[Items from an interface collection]
◆ ◆ ◆

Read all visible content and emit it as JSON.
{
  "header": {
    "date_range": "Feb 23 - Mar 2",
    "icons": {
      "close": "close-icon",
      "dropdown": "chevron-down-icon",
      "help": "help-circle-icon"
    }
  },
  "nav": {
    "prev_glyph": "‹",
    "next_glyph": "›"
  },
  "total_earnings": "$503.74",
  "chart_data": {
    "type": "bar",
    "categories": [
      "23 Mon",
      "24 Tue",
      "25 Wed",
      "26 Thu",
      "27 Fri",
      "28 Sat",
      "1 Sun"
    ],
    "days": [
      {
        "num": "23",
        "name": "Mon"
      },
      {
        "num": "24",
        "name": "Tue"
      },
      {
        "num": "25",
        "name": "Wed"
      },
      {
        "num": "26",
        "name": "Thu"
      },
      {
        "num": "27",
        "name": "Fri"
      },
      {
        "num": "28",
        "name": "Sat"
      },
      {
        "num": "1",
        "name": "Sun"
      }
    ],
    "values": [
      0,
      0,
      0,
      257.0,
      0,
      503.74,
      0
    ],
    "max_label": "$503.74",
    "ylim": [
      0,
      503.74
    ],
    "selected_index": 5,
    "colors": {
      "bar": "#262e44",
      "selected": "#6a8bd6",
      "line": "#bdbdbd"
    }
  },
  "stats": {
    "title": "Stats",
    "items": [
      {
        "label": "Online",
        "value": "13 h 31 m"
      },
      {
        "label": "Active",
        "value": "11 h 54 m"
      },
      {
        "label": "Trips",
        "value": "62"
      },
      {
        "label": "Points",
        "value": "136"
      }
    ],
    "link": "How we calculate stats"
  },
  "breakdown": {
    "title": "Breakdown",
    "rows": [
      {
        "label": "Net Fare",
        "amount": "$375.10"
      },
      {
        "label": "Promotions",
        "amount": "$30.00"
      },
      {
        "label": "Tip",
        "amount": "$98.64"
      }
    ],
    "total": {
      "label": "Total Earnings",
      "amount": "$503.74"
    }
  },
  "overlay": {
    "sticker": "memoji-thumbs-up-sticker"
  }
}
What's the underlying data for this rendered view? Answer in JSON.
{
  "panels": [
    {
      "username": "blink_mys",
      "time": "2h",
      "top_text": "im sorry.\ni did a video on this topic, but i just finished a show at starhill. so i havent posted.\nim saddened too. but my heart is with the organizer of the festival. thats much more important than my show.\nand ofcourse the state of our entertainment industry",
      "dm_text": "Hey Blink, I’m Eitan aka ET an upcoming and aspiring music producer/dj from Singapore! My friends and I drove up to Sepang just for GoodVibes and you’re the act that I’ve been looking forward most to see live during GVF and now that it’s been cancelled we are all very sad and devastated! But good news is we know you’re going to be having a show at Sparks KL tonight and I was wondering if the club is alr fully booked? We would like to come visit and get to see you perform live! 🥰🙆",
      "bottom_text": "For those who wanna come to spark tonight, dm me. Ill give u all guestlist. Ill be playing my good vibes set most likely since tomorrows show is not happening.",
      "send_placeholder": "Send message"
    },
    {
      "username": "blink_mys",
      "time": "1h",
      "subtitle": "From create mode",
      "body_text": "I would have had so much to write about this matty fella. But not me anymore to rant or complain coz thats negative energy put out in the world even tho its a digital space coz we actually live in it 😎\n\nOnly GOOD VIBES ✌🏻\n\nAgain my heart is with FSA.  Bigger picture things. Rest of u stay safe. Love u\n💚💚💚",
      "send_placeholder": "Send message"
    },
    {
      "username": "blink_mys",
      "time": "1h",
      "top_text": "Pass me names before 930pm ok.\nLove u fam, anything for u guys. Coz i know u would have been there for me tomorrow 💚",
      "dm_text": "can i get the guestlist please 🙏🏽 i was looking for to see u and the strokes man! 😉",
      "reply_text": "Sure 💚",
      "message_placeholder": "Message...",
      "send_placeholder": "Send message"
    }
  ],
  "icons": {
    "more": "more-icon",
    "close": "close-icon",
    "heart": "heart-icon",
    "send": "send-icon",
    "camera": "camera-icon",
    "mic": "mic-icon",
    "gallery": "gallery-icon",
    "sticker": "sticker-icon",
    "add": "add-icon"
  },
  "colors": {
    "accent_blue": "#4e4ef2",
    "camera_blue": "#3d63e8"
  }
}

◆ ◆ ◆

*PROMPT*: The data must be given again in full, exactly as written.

*FINAL ANSWER*:
Read all visible content and emit it as JSON.
{
  "header": {
    "date_range": "Feb 23 - Mar 2",
    "icons": {
      "close": "close-icon",
      "dropdown": "chevron-down-icon",
      "help": "help-circle-icon"
    }
  },
  "nav": {
    "prev_glyph": "‹",
    "next_glyph": "›"
  },
  "total_earnings": "$503.74",
  "chart_data": {
    "type": "bar",
    "categories": [
      "23 Mon",
      "24 Tue",
      "25 Wed",
      "26 Thu",
      "27 Fri",
      "28 Sat",
      "1 Sun"
    ],
    "days": [
      {
        "num": "23",
        "name": "Mon"
      },
      {
        "num": "24",
        "name": "Tue"
      },
      {
        "num": "25",
        "name": "Wed"
      },
      {
        "num": "26",
        "name": "Thu"
      },
      {
        "num": "27",
        "name": "Fri"
      },
      {
        "num": "28",
        "name": "Sat"
      },
      {
        "num": "1",
        "name": "Sun"
      }
    ],
    "values": [
      0,
      0,
      0,
      257.0,
      0,
      503.74,
      0
    ],
    "max_label": "$503.74",
    "ylim": [
      0,
      503.74
    ],
    "selected_index": 5,
    "colors": {
      "bar": "#262e44",
      "selected": "#6a8bd6",
      "line": "#bdbdbd"
    }
  },
  "stats": {
    "title": "Stats",
    "items": [
      {
        "label": "Online",
        "value": "13 h 31 m"
      },
      {
        "label": "Active",
        "value": "11 h 54 m"
      },
      {
        "label": "Trips",
        "value": "62"
      },
      {
        "label": "Points",
        "value": "136"
      }
    ],
    "link": "How we calculate stats"
  },
  "breakdown": {
    "title": "Breakdown",
    "rows": [
      {
        "label": "Net Fare",
        "amount": "$375.10"
      },
      {
        "label": "Promotions",
        "amount": "$30.00"
      },
      {
        "label": "Tip",
        "amount": "$98.64"
      }
    ],
    "total": {
      "label": "Total Earnings",
      "amount": "$503.74"
    }
  },
  "overlay": {
    "sticker": "memoji-thumbs-up-sticker"
  }
}
What's the underlying data for this rendered view? Answer in JSON.
{
  "panels": [
    {
      "username": "blink_mys",
      "time": "2h",
      "top_text": "im sorry.\ni did a video on this topic, but i just finished a show at starhill. so i havent posted.\nim saddened too. but my heart is with the organizer of the festival. thats much more important than my show.\nand ofcourse the state of our entertainment industry",
      "dm_text": "Hey Blink, I’m Eitan aka ET an upcoming and aspiring music producer/dj from Singapore! My friends and I drove up to Sepang just for GoodVibes and you’re the act that I’ve been looking forward most to see live during GVF and now that it’s been cancelled we are all very sad and devastated! But good news is we know you’re going to be having a show at Sparks KL tonight and I was wondering if the club is alr fully booked? We would like to come visit and get to see you perform live! 🥰🙆",
      "bottom_text": "For those who wanna come to spark tonight, dm me. Ill give u all guestlist. Ill be playing my good vibes set most likely since tomorrows show is not happening.",
      "send_placeholder": "Send message"
    },
    {
      "username": "blink_mys",
      "time": "1h",
      "subtitle": "From create mode",
      "body_text": "I would have had so much to write about this matty fella. But not me anymore to rant or complain coz thats negative energy put out in the world even tho its a digital space coz we actually live in it 😎\n\nOnly GOOD VIBES ✌🏻\n\nAgain my heart is with FSA.  Bigger picture things. Rest of u stay safe. Love u\n💚💚💚",
      "send_placeholder": "Send message"
    },
    {
      "username": "blink_mys",
      "time": "1h",
      "top_text": "Pass me names before 930pm ok.\nLove u fam, anything for u guys. Coz i know u would have been there for me tomorrow 💚",
      "dm_text": "can i get the guestlist please 🙏🏽 i was looking for to see u and the strokes man! 😉",
      "reply_text": "Sure 💚",
      "message_placeholder": "Message...",
      "send_placeholder": "Send message"
    }
  ],
  "icons": {
    "more": "more-icon",
    "close": "close-icon",
    "heart": "heart-icon",
    "send": "send-icon",
    "camera": "camera-icon",
    "mic": "mic-icon",
    "gallery": "gallery-icon",
    "sticker": "sticker-icon",
    "add": "add-icon"
  },
  "colors": {
    "accent_blue": "#4e4ef2",
    "camera_blue": "#3d63e8"
  }
}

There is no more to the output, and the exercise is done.